START RECORDS FOR THE EXERCISE

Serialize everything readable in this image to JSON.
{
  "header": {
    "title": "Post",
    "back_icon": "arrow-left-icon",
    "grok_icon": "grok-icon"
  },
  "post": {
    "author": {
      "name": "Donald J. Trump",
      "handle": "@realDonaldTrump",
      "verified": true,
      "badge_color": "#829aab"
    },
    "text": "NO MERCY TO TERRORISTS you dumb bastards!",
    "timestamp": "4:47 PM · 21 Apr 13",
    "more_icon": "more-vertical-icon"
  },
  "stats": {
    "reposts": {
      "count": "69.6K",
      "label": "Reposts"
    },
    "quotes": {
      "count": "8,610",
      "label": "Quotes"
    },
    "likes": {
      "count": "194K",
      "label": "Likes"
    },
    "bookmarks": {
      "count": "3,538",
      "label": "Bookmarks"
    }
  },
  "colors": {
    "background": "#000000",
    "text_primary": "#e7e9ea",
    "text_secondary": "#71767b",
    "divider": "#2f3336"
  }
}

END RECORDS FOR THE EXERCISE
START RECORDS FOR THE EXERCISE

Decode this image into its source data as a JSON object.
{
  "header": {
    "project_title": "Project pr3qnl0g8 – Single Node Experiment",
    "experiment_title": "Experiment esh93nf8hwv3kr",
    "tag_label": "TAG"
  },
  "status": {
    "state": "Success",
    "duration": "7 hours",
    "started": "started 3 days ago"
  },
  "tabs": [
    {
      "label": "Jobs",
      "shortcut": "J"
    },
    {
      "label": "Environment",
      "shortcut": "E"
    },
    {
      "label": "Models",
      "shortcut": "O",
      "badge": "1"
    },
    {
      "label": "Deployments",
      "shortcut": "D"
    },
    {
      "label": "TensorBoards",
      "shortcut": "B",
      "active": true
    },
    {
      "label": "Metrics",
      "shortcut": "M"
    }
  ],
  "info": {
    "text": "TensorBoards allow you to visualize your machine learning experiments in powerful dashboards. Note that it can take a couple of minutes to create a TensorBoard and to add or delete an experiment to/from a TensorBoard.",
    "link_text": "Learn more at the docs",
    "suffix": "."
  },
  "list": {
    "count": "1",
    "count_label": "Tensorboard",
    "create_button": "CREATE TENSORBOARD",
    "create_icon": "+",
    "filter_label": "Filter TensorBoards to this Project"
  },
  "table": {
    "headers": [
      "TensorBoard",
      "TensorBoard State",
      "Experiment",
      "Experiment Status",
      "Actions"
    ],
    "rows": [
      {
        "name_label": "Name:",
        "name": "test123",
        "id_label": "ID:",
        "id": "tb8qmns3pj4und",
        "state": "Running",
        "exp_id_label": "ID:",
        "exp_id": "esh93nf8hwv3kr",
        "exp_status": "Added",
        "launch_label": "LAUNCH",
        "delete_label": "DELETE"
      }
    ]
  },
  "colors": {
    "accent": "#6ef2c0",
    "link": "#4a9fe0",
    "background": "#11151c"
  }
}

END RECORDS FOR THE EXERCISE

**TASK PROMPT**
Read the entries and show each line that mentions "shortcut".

**WRITTEN SOLUTION**
      "shortcut": "J"
      "shortcut": "E"
      "shortcut": "O",
      "shortcut": "D"
      "shortcut": "B",
      "shortcut": "M"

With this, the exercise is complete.